- Not packed: The unpacked clothing lay on the floor next to the suitcase.
- (Usage Problem) Not yet having had the contents removed; not yet unpacked.
Sometimes past participles beginning with un–
are used as adjectives with what would seem to be the opposite of their literal meaning. For example, unpacked
is sometimes used to mean “not yet unpacked,” as in “How chaotic the house still was, some boxes still unpacked from the January move”
(Sue Miller). While such usages might appear to result from a momentary lapse of attention, these lapses must happen to copy editors as well as to writers because phrases like the new, still-unfolded leaves
and the still unwrapped mummy
occur with some frequency in edited sources. Most of the Usage Panel either does not mind or does not notice this ostensible mistake. In our 2004 survey, two-thirds or more accepted three different examples of this un–

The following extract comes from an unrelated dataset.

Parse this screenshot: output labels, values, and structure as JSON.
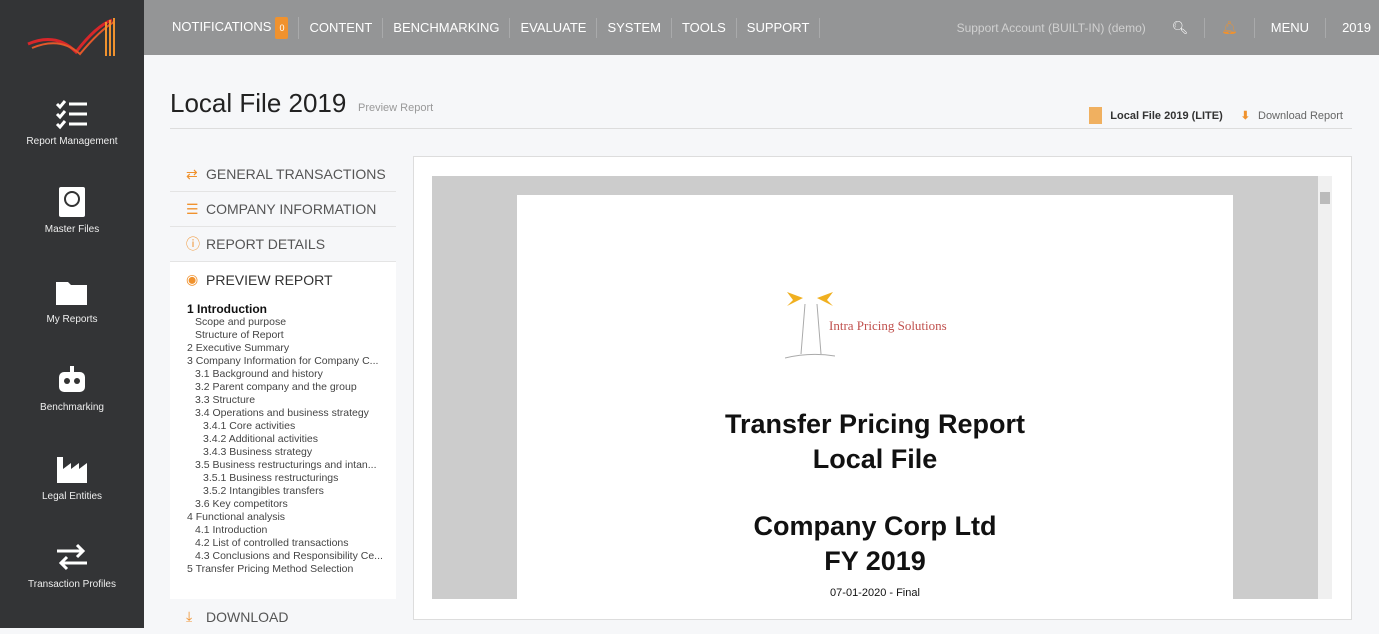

phenomenon, with 80 percent accepting A crate of pottery, still unpacked, had just been delivered to Pompeii from Gaul when the town was buried by the eruption of Vesuvius.
• What makes people accept or not notice the fault in this construction? First, there is a natural tendency to collapse or avoid adjacent instances of an identical word element. So we say two daddy longlegs
rather than two daddy longlegses.
This is why many adjectives ending in –ly
have identical adverbs or no adverb. Note that we do not say “leisurelily” or “heavenlily.” Consequently, we say unpacked
instead of un-unpacked.
A second factor is the tendency to confuse multiple negatives, as in Don't fail to miss this one!
and No head injury is too minor to ignore,
where at least one layer of negativity is overlooked.